Jineth Bedova Lima, Carlos Dada, Marcela Turati and Anabel Hernández are some of the journalists working out of Latin America mentioned in a list recently published by Action on Armed Violence (AOAV) that compiles 100 of the most influential journalists covering armed conflict in regions around the world. AOAV is a UK-based charity group that focuses on reducing armed violence by hosting in-country programs, lobbying governments and investigating issues.

Owner of Chile’s El Mercurio admits pre-coup contact with CIA, denies cooperation

Agustín Edwards Eastman, owner of the Chilean newspapers El Mercurio and La Segunda, admitted last week to meeting with former CIA director Richard Helms and former U.S. National Security advisor Henry Kissinger shortly after the election of then-Chilean president Salvador Allende, The Santiago Times reported.
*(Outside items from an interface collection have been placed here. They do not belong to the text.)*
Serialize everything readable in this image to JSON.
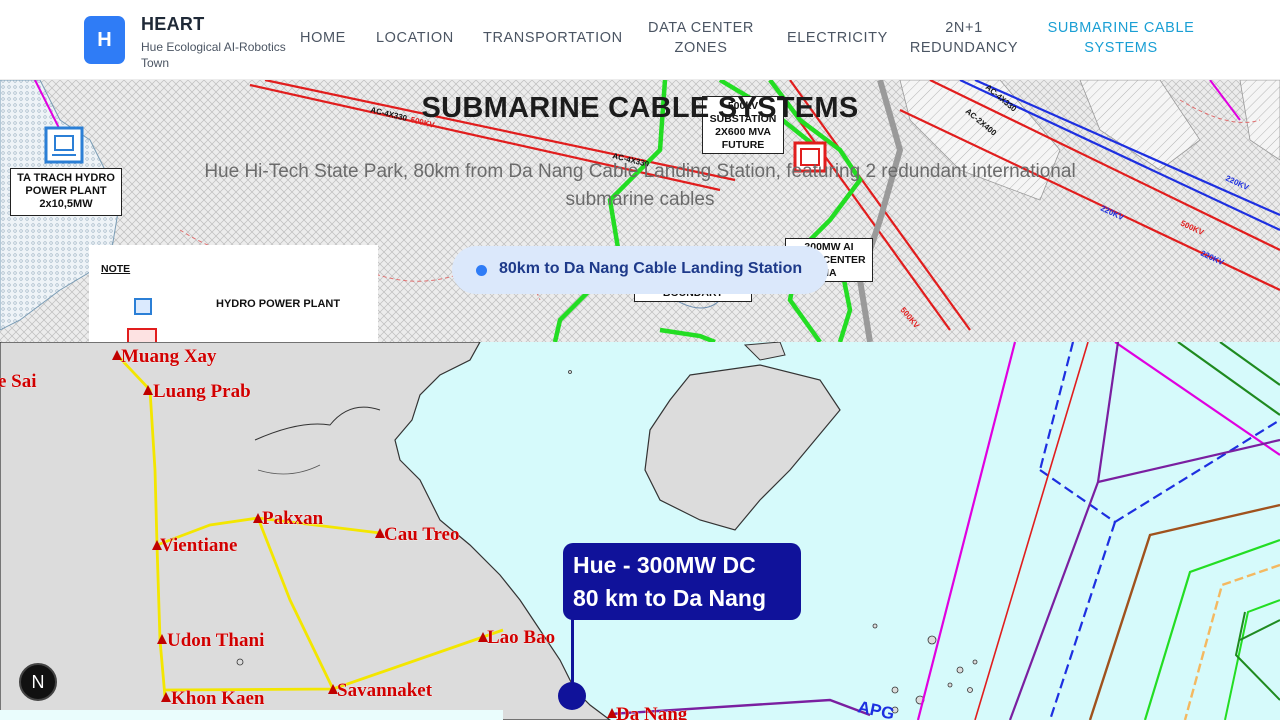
{
  "brand": {
    "logo_letter": "H",
    "name": "HEART",
    "subtitle": "Hue Ecological AI-Robotics Town"
  },
  "nav": {
    "items": [
      {
        "label": "HOME"
      },
      {
        "label": "LOCATION"
      },
      {
        "label": "TRANSPORTATION"
      },
      {
        "label": "DATA CENTER\nZONES"
      },
      {
        "label": "ELECTRICITY"
      },
      {
        "label": "2N+1\nREDUNDANCY"
      },
      {
        "label": "SUBMARINE CABLE\nSYSTEMS",
        "active": true
      }
    ]
  },
  "hero": {
    "title": "SUBMARINE CABLE SYSTEMS",
    "subtitle": "Hue Hi-Tech State Park, 80km from Da Nang Cable Landing Station, featuring 2 redundant international submarine cables",
    "badge": "80km to Da Nang Cable Landing Station"
  },
  "bg_map": {
    "hydro_label": "TA TRACH HYDRO\nPOWER PLANT\n2x10,5MW",
    "substation_label": "500kV\nSUBSTATION\n2X600 MVA\nFUTURE",
    "dc_label": "300MW AI\nDATA CENTER\nHA",
    "boundary_label": "BOUNDARY",
    "note_title": "NOTE",
    "note_item": "HYDRO POWER PLANT",
    "line_labels": [
      "AC-4X330",
      "500KV",
      "AC-4X330",
      "220KV",
      "AC-2X400",
      "AC-4X330",
      "500KV",
      "220KV",
      "500KV",
      "220KV"
    ]
  },
  "map": {
    "cities": [
      "Muang Xay",
      "Luang Prab",
      "e Sai",
      "Pakxan",
      "Vientiane",
      "Cau Treo",
      "Udon Thani",
      "Lao Bao",
      "Khon Kaen",
      "Savannaket",
      "Da Nang"
    ],
    "cable_label": "APG",
    "callout_line1": "Hue - 300MW DC",
    "callout_line2": "80 km to Da Nang"
  },
  "colors": {
    "accent": "#2f7cf6",
    "nav_active": "#1a9fd4",
    "callout": "#10129a",
    "sea": "#d6fafb",
    "land": "#dcdcdc"
  },
  "badge_letter": "N"
}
The statement was made during his testimony in a trial investigating possible illegal activities by the media leading up to the 1973 coup, heightening the level of scrutiny El Mercurio has received for years regard

New Internet bill in Brazil could present both privacy protections and risks for users

A Brazilian bill seeking to regulate Internet use is still under debate and Congress is set to vote on it by the end of October, according to Estado de São Paulo.

In Colombia, authorities lose track of crimes against journalists until they expire

The complaints Colombian journalist Manuel José Martínez Espinosa used to air through his community radio program on Popayán, Cauca cost him his life. He was killed on Sept. 28, 1993 in front of his house as his wife opened the gate to their garage.

RSF calls for veto of Electronic Crimes law in Grenada

In the form of a letter, Reporters without Borders (RSF in French) has just taken up arms against a recently passed Grenada law that punishes offensive content posted on the Internet. The letter, drafted by Secretary-general Christophe Deloire, urges Grenada’s Governor-General to veto the Electronic Crimes Law so that amendments could be made to it to ensure that freedom of speech would not be threatened by its provisions.

An overview of Uruguay’s proposed media law, the most recent in the region

Uruguay is the most recent country to propose a comprehensive media law to update for the 21st century the norms and regulations overseeing its communications. In May, President José Alberto “Pepé” Mujica sent the proposed bill to the Uruguayan legislature. The Senate is expected to vote on it by the end of the year.

Three years after Mexican photojournalist’s death, investigation remains at a standstill

Three years after the killing of Luis Carlos Santiago Orozco, a 21-year-old Mexican photojournalist for newspaper El Diario in Ciudad Juárez in the Northern state of Chihuahua, the investigation into his death remains mired in impunity.

New law in Grenada to punish offensive online content with up to one year in prison

The Grenada Parliament has passed a law to sanction offensive online content, which could punish defamation through the Internet with up to one year in prison, the International Press Institute (IPI) informed.

New bill would limit access to information, say Bolivian journalists during protests

Numerous protests led by journalists across Bolivia rallied earlier this month in the country's most important cities and squares to protest against a new federal transparency bill that would limit -- instead of expanding -- access to public information, news agency AFP reported.

Ecuadorian government proposes penalties for opinions expressed on social media

The Ecuadorian government has proposed penalizing individuals who express opinions that could be considered defamatory on social media, freedom of expression non-profit Fundamedios reported.